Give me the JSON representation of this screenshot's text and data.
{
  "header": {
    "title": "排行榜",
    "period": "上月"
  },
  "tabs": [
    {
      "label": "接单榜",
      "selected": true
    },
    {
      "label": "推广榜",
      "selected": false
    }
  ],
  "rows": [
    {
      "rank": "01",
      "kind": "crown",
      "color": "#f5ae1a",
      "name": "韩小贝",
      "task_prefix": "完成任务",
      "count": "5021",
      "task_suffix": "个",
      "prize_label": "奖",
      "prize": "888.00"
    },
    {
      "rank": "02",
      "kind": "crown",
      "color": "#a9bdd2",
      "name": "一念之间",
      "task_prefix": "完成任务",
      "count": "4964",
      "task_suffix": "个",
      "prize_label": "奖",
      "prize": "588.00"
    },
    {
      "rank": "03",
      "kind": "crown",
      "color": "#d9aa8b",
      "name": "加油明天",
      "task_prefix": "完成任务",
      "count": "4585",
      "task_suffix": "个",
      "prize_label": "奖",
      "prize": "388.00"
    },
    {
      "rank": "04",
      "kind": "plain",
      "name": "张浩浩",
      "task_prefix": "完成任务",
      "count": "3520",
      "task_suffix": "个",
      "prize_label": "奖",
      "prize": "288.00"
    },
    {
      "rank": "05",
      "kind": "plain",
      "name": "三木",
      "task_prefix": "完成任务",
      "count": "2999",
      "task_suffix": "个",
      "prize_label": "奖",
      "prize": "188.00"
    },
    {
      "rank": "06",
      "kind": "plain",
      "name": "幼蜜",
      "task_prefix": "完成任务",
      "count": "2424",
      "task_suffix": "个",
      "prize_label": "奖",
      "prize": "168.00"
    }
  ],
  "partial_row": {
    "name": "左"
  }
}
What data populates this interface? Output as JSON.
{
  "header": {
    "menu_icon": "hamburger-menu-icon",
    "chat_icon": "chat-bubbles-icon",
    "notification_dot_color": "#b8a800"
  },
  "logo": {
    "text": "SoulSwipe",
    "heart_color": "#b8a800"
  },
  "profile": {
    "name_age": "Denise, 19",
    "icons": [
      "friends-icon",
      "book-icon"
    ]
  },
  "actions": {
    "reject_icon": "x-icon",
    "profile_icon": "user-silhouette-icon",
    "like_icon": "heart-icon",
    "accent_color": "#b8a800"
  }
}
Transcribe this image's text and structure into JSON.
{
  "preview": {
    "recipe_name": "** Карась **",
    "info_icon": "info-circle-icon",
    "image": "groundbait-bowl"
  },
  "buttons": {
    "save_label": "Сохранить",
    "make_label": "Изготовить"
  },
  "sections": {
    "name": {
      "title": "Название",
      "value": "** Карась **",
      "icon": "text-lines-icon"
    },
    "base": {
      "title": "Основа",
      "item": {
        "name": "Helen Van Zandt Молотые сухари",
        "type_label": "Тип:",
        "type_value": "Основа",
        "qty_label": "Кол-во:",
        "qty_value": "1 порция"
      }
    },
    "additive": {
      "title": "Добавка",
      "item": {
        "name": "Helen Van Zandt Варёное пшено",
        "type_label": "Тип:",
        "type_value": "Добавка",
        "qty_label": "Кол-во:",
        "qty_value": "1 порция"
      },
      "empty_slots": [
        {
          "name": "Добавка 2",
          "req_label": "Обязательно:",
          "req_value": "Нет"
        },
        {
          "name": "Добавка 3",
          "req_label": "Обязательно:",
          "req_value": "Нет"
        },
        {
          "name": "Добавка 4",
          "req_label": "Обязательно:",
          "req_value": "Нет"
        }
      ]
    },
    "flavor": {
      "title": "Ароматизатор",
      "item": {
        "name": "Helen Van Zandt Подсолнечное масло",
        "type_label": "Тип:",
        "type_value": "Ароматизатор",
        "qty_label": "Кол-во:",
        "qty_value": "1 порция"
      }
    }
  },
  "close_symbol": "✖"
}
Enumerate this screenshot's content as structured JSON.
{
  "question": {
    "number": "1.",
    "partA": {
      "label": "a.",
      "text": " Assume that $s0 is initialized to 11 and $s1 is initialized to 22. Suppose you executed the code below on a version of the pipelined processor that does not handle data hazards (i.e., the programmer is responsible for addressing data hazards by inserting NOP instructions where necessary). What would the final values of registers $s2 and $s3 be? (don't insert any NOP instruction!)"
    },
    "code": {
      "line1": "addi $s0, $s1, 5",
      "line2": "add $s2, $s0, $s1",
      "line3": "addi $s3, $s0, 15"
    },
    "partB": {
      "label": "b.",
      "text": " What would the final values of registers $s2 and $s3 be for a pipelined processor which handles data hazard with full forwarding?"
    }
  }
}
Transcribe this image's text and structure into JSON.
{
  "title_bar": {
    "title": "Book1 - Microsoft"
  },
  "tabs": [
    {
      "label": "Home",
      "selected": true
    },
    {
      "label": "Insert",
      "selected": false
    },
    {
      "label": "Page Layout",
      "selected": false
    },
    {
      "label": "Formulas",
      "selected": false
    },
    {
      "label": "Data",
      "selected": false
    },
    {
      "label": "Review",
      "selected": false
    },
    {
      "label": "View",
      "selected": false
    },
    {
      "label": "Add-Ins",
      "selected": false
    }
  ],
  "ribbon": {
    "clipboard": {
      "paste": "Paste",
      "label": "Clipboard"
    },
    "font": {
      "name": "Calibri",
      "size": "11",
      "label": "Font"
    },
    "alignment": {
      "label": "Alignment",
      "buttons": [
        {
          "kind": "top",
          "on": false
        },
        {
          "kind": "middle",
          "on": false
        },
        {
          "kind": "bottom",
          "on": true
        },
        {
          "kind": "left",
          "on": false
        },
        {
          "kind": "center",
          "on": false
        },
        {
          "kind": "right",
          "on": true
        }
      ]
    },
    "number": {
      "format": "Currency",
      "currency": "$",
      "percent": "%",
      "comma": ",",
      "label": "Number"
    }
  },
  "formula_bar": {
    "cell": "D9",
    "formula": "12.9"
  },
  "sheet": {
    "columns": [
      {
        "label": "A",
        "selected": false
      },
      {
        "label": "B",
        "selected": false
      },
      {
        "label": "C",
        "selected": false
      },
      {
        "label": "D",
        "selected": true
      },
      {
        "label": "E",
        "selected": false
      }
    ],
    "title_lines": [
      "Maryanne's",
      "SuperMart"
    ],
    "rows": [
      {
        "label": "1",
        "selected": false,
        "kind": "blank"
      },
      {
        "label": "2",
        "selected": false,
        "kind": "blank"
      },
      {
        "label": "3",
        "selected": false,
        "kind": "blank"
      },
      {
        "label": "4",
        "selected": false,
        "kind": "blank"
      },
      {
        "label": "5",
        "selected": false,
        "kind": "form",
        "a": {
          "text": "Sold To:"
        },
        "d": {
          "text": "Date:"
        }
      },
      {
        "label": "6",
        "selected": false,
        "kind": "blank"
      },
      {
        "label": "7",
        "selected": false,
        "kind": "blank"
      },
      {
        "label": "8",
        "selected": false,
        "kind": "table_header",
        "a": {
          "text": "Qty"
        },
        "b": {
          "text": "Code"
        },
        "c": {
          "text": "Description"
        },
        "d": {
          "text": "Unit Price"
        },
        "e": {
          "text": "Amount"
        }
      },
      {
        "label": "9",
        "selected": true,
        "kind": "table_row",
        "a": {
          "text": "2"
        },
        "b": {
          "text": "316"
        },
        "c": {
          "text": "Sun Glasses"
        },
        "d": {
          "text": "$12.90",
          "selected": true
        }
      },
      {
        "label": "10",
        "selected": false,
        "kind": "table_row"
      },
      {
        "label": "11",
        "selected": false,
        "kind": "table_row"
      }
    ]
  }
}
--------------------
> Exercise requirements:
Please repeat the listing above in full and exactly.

> Solution:
Give me the JSON representation of this screenshot's text and data.
{
  "header": {
    "title": "排行榜",
    "period": "上月"
  },
  "tabs": [
    {
      "label": "接单榜",
      "selected": true
    },
    {
      "label": "推广榜",
      "selected": false
    }
  ],
  "rows": [
    {
      "rank": "01",
      "kind": "crown",
      "color": "#f5ae1a",
      "name": "韩小贝",
      "task_prefix": "完成任务",
      "count": "5021",
      "task_suffix": "个",
      "prize_label": "奖",
      "prize": "888.00"
    },
    {
      "rank": "02",
      "kind": "crown",
      "color": "#a9bdd2",
      "name": "一念之间",
      "task_prefix": "完成任务",
      "count": "4964",
      "task_suffix": "个",
      "prize_label": "奖",
      "prize": "588.00"
    },
    {
      "rank": "03",
      "kind": "crown",
      "color": "#d9aa8b",
      "name": "加油明天",
      "task_prefix": "完成任务",
      "count": "4585",
      "task_suffix": "个",
      "prize_label": "奖",
      "prize": "388.00"
    },
    {
      "rank": "04",
      "kind": "plain",
      "name": "张浩浩",
      "task_prefix": "完成任务",
      "count": "3520",
      "task_suffix": "个",
      "prize_label": "奖",
      "prize": "288.00"
    },
    {
      "rank": "05",
      "kind": "plain",
      "name": "三木",
      "task_prefix": "完成任务",
      "count": "2999",
      "task_suffix": "个",
      "prize_label": "奖",
      "prize": "188.00"
    },
    {
      "rank": "06",
      "kind": "plain",
      "name": "幼蜜",
      "task_prefix": "完成任务",
      "count": "2424",
      "task_suffix": "个",
      "prize_label": "奖",
      "prize": "168.00"
    }
  ],
  "partial_row": {
    "name": "左"
  }
}
What data populates this interface? Output as JSON.
{
  "header": {
    "menu_icon": "hamburger-menu-icon",
    "chat_icon": "chat-bubbles-icon",
    "notification_dot_color": "#b8a800"
  },
  "logo": {
    "text": "SoulSwipe",
    "heart_color": "#b8a800"
  },
  "profile": {
    "name_age": "Denise, 19",
    "icons": [
      "friends-icon",
      "book-icon"
    ]
  },
  "actions": {
    "reject_icon": "x-icon",
    "profile_icon": "user-silhouette-icon",
    "like_icon": "heart-icon",
    "accent_color": "#b8a800"
  }
}
Transcribe this image's text and structure into JSON.
{
  "preview": {
    "recipe_name": "** Карась **",
    "info_icon": "info-circle-icon",
    "image": "groundbait-bowl"
  },
  "buttons": {
    "save_label": "Сохранить",
    "make_label": "Изготовить"
  },
  "sections": {
    "name": {
      "title": "Название",
      "value": "** Карась **",
      "icon": "text-lines-icon"
    },
    "base": {
      "title": "Основа",
      "item": {
        "name": "Helen Van Zandt Молотые сухари",
        "type_label": "Тип:",
        "type_value": "Основа",
        "qty_label": "Кол-во:",
        "qty_value": "1 порция"
      }
    },
    "additive": {
      "title": "Добавка",
      "item": {
        "name": "Helen Van Zandt Варёное пшено",
        "type_label": "Тип:",
        "type_value": "Добавка",
        "qty_label": "Кол-во:",
        "qty_value": "1 порция"
      },
      "empty_slots": [
        {
          "name": "Добавка 2",
          "req_label": "Обязательно:",
          "req_value": "Нет"
        },
        {
          "name": "Добавка 3",
          "req_label": "Обязательно:",
          "req_value": "Нет"
        },
        {
          "name": "Добавка 4",
          "req_label": "Обязательно:",
          "req_value": "Нет"
        }
      ]
    },
    "flavor": {
      "title": "Ароматизатор",
      "item": {
        "name": "Helen Van Zandt Подсолнечное масло",
        "type_label": "Тип:",
        "type_value": "Ароматизатор",
        "qty_label": "Кол-во:",
        "qty_value": "1 порция"
      }
    }
  },
  "close_symbol": "✖"
}
Enumerate this screenshot's content as structured JSON.
{
  "question": {
    "number": "1.",
    "partA": {
      "label": "a.",
      "text": " Assume that $s0 is initialized to 11 and $s1 is initialized to 22. Suppose you executed the code below on a version of the pipelined processor that does not handle data hazards (i.e., the programmer is responsible for addressing data hazards by inserting NOP instructions where necessary). What would the final values of registers $s2 and $s3 be? (don't insert any NOP instruction!)"
    },
    "code": {
      "line1": "addi $s0, $s1, 5",
      "line2": "add $s2, $s0, $s1",
      "line3": "addi $s3, $s0, 15"
    },
    "partB": {
      "label": "b.",
      "text": " What would the final values of registers $s2 and $s3 be for a pipelined processor which handles data hazard with full forwarding?"
    }
  }
}
Transcribe this image's text and structure into JSON.
{
  "title_bar": {
    "title": "Book1 - Microsoft"
  },
  "tabs": [
    {
      "label": "Home",
      "selected": true
    },
    {
      "label": "Insert",
      "selected": false
    },
    {
      "label": "Page Layout",
      "selected": false
    },
    {
      "label": "Formulas",
      "selected": false
    },
    {
      "label": "Data",
      "selected": false
    },
    {
      "label": "Review",
      "selected": false
    },
    {
      "label": "View",
      "selected": false
    },
    {
      "label": "Add-Ins",
      "selected": false
    }
  ],
  "ribbon": {
    "clipboard": {
      "paste": "Paste",
      "label": "Clipboard"
    },
    "font": {
      "name": "Calibri",
      "size": "11",
      "label": "Font"
    },
    "alignment": {
      "label": "Alignment",
      "buttons": [
        {
          "kind": "top",
          "on": false
        },
        {
          "kind": "middle",
          "on": false
        },
        {
          "kind": "bottom",
          "on": true
        },
        {
          "kind": "left",
          "on": false
        },
        {
          "kind": "center",
          "on": false
        },
        {
          "kind": "right",
          "on": true
        }
      ]
    },
    "number": {
      "format": "Currency",
      "currency": "$",
      "percent": "%",
      "comma": ",",
      "label": "Number"
    }
  },
  "formula_bar": {
    "cell": "D9",
    "formula": "12.9"
  },
  "sheet": {
    "columns": [
      {
        "label": "A",
        "selected": false
      },
      {
        "label": "B",
        "selected": false
      },
      {
        "label": "C",
        "selected": false
      },
      {
        "label": "D",
        "selected": true
      },
      {
        "label": "E",
        "selected": false
      }
    ],
    "title_lines": [
      "Maryanne's",
      "SuperMart"
    ],
    "rows": [
      {
        "label": "1",
        "selected": false,
        "kind": "blank"
      },
      {
        "label": "2",
        "selected": false,
        "kind": "blank"
      },
      {
        "label": "3",
        "selected": false,
        "kind": "blank"
      },
      {
        "label": "4",
        "selected": false,
        "kind": "blank"
      },
      {
        "label": "5",
        "selected": false,
        "kind": "form",
        "a": {
          "text": "Sold To:"
        },
        "d": {
          "text": "Date:"
        }
      },
      {
        "label": "6",
        "selected": false,
        "kind": "blank"
      },
      {
        "label": "7",
        "selected": false,
        "kind": "blank"
      },
      {
        "label": "8",
        "selected": false,
        "kind": "table_header",
        "a": {
          "text": "Qty"
        },
        "b": {
          "text": "Code"
        },
        "c": {
          "text": "Description"
        },
        "d": {
          "text": "Unit Price"
        },
        "e": {
          "text": "Amount"
        }
      },
      {
        "label": "9",
        "selected": true,
        "kind": "table_row",
        "a": {
          "text": "2"
        },
        "b": {
          "text": "316"
        },
        "c": {
          "text": "Sun Glasses"
        },
        "d": {
          "text": "$12.90",
          "selected": true
        }
      },
      {
        "label": "10",
        "selected": false,
        "kind": "table_row"
      },
      {
        "label": "11",
        "selected": false,
        "kind": "table_row"
      }
    ]
  }
}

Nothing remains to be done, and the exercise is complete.